Something I learned from public school was that not everybody has the same opportunities as you, and some people have more opportunities. I learned about different cultures of my friends who are not from the Unites States, and I also learned to become friends with people I normally wouldn’t be friends with.
I myself am an atheist as well as a Unitarian Universalist, and I found Faitheist incredibly inspiring, both as a manifesto for atheist interfaith work, and as a human story of changing belief and perspective. I often find myself agreeing with many New Atheist critiques of mainstream religion, as well as pluralistic messages of interfaith understanding and engagement, and Faitheist helped me resolve the conflicted feelings about religion and interfaith work I still, to a certain degree, hold.
When I stumbled onto the video above about Hayward Demison III’s story of suffering a heart attack while playing a high-school football game- it reminded that I don’t have it so bad. Hayward had every excuse to quit, and even after he decided to take the risk and persevere, he had every excuse to not challenge himself.
For as long as I can remember I’ve known about the conflict between Israel and Palestine. Young and impressionable, I believed Palestine was the “bad guy” and Israel was the “good guy”, trying to return to reclaim its rightful homeland. As the years have passed, I’ve become aware that history is no one-dimensional, black/white slab, but rather a multidimensional, multicolored prism which changes in appearance depending on the light.
Like my Unitarian Universalist faith, my family’s beliefs and holiday practices have always been a little eclectic. We UUs don’t really have any holidays unique to our faith. The closest, […]

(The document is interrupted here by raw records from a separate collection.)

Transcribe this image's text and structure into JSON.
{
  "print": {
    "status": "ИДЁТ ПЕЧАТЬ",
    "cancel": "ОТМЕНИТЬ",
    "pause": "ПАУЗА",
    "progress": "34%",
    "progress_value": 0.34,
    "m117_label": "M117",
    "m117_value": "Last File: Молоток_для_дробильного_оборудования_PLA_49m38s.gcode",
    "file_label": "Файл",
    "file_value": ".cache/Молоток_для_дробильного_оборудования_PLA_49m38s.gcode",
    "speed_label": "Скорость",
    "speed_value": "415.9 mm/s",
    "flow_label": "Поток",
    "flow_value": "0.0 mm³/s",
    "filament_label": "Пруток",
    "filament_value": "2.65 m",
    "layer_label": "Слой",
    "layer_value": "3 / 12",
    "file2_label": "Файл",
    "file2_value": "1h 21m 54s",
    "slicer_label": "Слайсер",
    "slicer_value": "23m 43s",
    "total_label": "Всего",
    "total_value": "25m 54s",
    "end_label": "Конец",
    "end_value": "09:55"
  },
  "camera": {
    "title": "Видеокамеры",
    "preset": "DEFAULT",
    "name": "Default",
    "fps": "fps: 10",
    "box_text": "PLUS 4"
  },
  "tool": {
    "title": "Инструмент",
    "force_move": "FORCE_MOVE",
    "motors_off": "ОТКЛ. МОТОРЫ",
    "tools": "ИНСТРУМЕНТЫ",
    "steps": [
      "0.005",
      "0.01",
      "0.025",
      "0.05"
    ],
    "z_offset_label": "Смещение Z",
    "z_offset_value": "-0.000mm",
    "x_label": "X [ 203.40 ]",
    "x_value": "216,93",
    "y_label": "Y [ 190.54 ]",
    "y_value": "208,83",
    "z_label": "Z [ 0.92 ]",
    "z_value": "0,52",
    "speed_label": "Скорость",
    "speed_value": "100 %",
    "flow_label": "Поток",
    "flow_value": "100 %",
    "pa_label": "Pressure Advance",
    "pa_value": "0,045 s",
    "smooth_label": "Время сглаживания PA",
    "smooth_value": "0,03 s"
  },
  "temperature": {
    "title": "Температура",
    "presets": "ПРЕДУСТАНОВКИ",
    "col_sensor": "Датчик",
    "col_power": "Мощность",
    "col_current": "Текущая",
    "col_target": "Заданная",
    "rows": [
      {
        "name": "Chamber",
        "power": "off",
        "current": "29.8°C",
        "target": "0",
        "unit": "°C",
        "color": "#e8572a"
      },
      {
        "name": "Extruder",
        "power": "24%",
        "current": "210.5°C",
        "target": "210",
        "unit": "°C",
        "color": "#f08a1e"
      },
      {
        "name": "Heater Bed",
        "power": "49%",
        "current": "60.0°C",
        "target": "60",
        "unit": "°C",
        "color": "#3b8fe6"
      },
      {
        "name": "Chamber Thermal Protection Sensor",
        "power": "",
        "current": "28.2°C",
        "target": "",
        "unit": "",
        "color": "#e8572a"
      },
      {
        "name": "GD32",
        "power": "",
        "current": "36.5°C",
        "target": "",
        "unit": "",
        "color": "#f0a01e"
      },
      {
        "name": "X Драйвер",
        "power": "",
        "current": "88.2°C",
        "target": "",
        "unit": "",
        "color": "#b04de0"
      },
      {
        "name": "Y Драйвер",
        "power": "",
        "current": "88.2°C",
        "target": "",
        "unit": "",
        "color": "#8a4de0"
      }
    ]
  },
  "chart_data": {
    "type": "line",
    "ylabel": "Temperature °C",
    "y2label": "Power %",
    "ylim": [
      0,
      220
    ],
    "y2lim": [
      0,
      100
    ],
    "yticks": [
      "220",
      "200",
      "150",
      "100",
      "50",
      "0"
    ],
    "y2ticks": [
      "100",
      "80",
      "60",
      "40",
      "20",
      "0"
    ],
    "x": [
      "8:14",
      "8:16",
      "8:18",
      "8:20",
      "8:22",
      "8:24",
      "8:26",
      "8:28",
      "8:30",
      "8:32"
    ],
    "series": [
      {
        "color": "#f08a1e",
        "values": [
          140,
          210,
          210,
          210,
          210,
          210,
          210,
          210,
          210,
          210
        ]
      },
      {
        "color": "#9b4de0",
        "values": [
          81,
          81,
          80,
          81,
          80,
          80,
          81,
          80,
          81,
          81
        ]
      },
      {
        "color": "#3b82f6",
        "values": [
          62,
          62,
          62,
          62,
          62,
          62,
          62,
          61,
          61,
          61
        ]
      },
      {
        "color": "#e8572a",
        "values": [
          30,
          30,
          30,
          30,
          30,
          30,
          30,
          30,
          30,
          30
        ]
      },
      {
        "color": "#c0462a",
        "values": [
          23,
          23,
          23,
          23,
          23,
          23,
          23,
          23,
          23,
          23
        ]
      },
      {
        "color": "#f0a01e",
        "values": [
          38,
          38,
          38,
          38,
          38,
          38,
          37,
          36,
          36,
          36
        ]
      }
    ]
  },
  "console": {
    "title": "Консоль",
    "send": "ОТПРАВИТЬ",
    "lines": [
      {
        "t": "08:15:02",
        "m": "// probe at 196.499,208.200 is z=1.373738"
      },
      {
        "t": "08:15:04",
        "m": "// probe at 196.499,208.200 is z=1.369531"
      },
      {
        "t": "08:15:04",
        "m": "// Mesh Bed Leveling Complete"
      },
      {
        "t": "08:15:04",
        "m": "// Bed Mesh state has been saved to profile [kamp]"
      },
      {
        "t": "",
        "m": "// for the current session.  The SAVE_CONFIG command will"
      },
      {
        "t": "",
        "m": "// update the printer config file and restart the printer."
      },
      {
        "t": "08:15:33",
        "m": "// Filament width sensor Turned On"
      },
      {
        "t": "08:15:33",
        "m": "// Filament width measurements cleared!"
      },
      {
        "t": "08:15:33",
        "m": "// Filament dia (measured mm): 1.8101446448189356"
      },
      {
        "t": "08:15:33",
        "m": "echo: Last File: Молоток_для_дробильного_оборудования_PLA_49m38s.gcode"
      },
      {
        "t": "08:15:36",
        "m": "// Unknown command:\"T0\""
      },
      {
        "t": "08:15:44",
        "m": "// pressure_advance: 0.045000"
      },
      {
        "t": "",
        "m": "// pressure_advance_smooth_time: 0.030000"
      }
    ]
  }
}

I was born in 1998 in Mazar-e-Sharif, Afghanistan when the Taliban controlled the country. My mother and I fled Afghanistan when I was an infant because of how dangerous it […]
It seems to me that all too often, policies which in reality limit religious liberty are sold to the populous on the grounds of “freedom of religion” and voted or signed in to law without much more thought. In a state where, according to the 2008 American Religious Identification Survey, only 3% of the population is a part of a religion other than Christianity (fourteen percent identify as Nones and five percent refused to answer the survey), campaign rhetoric often focuses on which candidate is a “better” Christian, and doesn’t say much about policy.